Me and my colleagues at work have totally had it with SignalR and it's erratic behaviour, everything seems to work fine locally, but as soon as it's tested in a production environment unexplainable problems occur. Also there does not seem to be anything to find about these problems on the internet, like long delays on message delivery
Are we the only ones having these problems ?
We are thinking about switching to ZeroMQ, see: message-queue-servers[^]
They're different technologies.
SignalR is a wrapper around web sockets that can send data back to the browser (which isn't normally possible using HTTP, although SignalR should fallback to long polling if sockets fail or aren't supported).
RabbitMQ (and ZeroMQ and ServiceBus) are queueing technologies, which support sending some data to a queue (or topic) where listener(s) will pick it up and do something with that data.
I can see how queueing can be an alternative to sockets, but sockets are usually not a good (or even possible) alternative to queues.
That looked good to me too, and also NATS (especially with future Docker microservices development in mind), but one of my colleagues already beat me to it with a Proof of Concept using ZeroMQ before I could even start a discussion about it, guess I'm getting too old and slow
And I must say, the more I read about ZeroMQ the more enthousiastic I get, it's even developed by a Dutch guy !
Never heard of NATS (just read your experience on that list).
My biggest objection to ZeroMQ would be the following:
Some guy named Tim wrote:
More complicated scenarios require more setup
ZeroMQ is very fast due to its simplicity, but as a result of this, doing anything harder than passing messages between 2 peers will require a lot more work from the user.
SignalR is (usually) a one-to-many broadcast, with support for channels.
That sounds more like topics than queues, and according to this Tim topics aren't supported in ZeroMQ.
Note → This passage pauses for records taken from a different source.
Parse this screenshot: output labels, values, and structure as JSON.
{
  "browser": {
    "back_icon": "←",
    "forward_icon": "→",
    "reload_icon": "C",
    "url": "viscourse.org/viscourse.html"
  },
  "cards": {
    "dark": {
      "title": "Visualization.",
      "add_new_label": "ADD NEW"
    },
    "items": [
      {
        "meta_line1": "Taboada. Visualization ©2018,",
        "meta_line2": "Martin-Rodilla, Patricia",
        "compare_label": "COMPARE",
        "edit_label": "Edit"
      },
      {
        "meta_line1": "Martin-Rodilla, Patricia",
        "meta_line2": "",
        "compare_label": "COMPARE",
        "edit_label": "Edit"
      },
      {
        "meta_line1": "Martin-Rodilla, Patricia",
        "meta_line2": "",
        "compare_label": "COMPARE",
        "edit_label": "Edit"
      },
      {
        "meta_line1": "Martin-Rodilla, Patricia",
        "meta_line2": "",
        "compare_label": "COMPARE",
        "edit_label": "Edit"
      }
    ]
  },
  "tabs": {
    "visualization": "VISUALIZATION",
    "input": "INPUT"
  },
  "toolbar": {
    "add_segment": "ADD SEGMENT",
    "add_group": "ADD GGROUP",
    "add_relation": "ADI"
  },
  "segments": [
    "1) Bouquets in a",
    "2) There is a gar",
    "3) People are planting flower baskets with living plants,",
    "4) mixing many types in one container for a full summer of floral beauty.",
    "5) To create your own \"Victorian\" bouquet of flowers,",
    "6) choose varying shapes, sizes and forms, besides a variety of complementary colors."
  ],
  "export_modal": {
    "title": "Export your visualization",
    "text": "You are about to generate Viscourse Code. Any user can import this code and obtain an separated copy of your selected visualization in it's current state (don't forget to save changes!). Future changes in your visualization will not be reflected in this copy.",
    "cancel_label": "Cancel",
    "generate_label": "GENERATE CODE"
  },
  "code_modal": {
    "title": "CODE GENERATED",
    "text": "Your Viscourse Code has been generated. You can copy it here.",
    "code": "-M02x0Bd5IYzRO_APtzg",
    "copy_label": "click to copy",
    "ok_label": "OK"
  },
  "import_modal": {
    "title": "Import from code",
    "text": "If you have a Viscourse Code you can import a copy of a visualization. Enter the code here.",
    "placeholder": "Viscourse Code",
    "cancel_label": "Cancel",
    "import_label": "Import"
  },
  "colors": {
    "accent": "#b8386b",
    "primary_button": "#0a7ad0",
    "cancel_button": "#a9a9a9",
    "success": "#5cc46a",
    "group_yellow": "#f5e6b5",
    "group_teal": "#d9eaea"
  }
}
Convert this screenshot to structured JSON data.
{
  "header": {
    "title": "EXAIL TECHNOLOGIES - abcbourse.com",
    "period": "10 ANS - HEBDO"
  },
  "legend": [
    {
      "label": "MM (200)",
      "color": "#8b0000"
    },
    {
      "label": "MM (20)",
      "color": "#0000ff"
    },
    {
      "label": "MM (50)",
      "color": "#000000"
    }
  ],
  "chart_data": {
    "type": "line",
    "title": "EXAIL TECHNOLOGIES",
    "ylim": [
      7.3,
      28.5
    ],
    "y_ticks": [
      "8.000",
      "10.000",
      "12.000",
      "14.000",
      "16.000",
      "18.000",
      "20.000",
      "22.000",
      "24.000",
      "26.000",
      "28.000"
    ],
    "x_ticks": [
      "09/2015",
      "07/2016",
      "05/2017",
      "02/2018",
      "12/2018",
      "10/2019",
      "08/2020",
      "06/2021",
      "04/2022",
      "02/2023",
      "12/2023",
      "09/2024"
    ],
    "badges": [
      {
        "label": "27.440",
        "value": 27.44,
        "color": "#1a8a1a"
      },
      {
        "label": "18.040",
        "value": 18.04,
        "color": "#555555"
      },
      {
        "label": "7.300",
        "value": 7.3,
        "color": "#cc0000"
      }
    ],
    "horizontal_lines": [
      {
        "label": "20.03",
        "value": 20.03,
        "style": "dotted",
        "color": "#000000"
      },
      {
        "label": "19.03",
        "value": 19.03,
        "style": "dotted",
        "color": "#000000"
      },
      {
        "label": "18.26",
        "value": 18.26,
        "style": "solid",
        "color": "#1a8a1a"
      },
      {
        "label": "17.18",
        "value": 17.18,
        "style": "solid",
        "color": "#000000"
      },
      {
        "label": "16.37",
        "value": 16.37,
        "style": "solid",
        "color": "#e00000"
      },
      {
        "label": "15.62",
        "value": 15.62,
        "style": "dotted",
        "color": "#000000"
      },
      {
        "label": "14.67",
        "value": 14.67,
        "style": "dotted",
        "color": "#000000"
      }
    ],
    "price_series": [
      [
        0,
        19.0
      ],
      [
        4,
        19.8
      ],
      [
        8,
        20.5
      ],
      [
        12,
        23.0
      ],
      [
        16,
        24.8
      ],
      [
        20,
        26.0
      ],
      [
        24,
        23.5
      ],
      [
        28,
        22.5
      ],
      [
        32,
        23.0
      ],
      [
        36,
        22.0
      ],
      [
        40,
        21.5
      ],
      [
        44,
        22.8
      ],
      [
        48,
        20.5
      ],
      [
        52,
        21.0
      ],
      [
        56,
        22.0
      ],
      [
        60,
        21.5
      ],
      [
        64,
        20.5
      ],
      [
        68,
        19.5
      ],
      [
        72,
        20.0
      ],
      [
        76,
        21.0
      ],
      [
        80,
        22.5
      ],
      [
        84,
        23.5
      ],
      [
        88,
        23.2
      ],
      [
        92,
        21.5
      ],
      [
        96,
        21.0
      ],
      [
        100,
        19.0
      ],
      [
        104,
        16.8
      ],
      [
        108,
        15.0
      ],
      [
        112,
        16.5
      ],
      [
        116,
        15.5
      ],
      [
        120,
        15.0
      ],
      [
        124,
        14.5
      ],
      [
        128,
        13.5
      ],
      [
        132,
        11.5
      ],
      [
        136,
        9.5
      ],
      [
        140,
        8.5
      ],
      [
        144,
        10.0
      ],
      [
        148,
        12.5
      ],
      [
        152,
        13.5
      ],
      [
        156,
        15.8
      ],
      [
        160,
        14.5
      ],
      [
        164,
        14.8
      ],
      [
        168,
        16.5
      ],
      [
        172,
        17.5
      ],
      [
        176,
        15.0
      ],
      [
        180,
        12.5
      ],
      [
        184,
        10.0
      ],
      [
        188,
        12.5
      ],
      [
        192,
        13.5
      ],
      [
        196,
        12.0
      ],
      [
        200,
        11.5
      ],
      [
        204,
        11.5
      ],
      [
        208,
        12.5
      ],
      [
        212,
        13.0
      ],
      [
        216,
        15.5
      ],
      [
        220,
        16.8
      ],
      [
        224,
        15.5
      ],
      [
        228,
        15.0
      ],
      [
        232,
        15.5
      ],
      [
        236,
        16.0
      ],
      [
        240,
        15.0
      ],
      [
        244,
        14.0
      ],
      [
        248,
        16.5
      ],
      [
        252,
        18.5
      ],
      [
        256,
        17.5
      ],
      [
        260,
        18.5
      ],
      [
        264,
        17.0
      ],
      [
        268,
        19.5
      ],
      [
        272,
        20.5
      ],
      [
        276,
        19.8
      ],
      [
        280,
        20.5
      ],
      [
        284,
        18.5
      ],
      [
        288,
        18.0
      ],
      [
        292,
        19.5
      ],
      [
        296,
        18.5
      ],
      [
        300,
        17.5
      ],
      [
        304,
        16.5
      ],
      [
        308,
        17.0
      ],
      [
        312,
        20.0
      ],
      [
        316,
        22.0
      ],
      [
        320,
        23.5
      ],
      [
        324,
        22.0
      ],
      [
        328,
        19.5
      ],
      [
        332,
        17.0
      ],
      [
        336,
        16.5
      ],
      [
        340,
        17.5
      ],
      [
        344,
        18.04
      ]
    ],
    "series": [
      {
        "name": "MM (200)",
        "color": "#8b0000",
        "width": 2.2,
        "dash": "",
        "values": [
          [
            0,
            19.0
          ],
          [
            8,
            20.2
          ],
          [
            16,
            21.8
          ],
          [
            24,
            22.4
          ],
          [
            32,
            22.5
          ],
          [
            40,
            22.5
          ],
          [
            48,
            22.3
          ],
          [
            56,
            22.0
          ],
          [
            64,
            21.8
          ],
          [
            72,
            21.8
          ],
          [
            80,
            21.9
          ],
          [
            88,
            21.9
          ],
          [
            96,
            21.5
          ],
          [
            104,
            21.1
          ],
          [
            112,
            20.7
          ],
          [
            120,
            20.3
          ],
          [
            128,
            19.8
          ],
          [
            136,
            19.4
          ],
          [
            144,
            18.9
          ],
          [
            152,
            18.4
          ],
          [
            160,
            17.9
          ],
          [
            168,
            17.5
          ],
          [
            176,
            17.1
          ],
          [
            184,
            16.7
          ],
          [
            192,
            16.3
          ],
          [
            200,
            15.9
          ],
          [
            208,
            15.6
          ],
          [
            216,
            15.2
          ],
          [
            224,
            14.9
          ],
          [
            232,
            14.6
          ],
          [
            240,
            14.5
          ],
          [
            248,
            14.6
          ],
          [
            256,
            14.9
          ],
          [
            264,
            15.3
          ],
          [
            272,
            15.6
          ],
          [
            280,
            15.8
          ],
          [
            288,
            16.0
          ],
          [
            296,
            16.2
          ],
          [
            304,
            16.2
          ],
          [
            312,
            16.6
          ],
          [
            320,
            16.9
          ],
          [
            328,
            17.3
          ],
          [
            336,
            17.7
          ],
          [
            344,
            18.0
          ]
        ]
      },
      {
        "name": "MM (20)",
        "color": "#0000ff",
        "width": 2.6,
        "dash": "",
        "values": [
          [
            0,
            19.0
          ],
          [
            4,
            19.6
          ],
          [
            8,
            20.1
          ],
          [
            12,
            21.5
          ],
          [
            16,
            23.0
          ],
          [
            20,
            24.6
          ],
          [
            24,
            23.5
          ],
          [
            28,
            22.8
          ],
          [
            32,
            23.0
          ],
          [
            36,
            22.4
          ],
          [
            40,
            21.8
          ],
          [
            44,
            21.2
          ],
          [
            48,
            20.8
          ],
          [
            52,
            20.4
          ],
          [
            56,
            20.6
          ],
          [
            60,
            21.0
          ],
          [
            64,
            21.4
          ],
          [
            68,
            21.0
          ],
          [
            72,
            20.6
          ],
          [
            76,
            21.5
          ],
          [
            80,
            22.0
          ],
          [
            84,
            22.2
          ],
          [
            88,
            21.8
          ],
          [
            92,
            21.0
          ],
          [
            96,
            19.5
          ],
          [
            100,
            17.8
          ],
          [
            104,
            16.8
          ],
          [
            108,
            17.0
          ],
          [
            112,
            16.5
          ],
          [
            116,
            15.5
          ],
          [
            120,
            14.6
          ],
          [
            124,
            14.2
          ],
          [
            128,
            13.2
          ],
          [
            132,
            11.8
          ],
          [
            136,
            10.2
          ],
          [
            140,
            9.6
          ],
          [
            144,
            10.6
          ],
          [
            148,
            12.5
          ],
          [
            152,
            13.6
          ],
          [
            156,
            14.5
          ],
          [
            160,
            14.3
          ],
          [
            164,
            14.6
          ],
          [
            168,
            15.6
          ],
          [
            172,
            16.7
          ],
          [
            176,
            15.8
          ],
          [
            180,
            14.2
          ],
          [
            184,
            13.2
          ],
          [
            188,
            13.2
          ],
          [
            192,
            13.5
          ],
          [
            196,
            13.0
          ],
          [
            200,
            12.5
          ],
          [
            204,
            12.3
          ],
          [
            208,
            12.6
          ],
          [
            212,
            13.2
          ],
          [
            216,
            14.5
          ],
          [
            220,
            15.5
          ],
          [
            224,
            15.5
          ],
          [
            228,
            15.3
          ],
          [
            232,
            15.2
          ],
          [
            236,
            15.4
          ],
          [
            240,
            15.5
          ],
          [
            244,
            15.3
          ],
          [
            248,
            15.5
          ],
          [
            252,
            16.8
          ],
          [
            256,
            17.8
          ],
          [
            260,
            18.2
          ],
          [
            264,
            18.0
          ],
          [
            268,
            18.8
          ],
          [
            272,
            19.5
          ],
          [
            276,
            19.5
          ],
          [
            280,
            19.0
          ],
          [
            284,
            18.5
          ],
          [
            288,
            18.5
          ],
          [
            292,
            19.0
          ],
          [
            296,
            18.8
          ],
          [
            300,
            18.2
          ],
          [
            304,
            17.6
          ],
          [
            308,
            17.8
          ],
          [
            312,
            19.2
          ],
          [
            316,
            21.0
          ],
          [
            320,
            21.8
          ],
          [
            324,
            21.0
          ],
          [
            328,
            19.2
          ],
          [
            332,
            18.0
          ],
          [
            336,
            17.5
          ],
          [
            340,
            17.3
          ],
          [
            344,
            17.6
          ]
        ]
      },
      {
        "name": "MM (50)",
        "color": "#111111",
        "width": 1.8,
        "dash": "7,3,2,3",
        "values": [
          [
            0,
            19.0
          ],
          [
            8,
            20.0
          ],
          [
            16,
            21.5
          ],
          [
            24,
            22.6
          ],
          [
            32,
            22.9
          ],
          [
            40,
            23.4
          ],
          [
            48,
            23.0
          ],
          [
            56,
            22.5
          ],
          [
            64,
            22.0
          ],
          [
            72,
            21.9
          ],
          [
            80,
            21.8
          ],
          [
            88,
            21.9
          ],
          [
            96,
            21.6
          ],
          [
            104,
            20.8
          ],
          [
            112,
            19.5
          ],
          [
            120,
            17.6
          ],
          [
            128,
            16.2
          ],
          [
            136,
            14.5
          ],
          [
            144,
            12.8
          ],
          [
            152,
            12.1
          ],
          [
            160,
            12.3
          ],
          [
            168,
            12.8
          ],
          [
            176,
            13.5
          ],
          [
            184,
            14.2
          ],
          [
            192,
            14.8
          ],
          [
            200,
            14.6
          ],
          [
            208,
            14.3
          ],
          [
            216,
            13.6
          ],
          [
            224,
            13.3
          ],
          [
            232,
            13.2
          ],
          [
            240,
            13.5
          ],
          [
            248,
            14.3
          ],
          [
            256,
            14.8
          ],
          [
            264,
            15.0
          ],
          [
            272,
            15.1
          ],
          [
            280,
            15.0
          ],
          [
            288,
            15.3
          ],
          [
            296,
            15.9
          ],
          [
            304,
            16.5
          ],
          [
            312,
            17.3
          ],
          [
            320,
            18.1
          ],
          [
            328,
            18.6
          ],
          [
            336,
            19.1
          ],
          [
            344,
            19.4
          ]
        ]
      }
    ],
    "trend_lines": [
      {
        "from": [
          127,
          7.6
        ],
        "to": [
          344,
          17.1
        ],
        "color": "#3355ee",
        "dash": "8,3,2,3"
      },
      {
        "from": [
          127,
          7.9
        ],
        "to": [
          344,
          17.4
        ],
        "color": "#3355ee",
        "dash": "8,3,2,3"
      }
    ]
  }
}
RabbitMQ (and ServiceBus) do support topics out of the box.
Although reading the ZeroMQ website it also seems they support topics as well, so Tim might just be a dirty little liar
ZeroMQ's fine - I've used it in some projects at work. I've always got the feeling that Martin Sustrik (who then went on to start nanomsg - another lightweight messaging system) was the main man in the development, until him and Hintjens had a falling out...
Main difference between ZeroMQ & other messaging systems is the lack of a separate broker server, which is an advantage for some use cases (it was for the one we had), but probably not for others. Being able to support messaging between & within processes (where in-process messaging uses a different, more efficient transport) was also a plus point for us.
We only use the REQ-REP setup, but PUB-SUB (for data distribution) is also on the cards for future developments.
We layered Protocol Buffers on top, to provide message structure. That also worked well.
Java, Basic, who cares - it's all a bunch of tree-hugging hippy cr*p
Last Visit: 17-Sep-19 23:53 Last Update: 17-Sep-19 23:53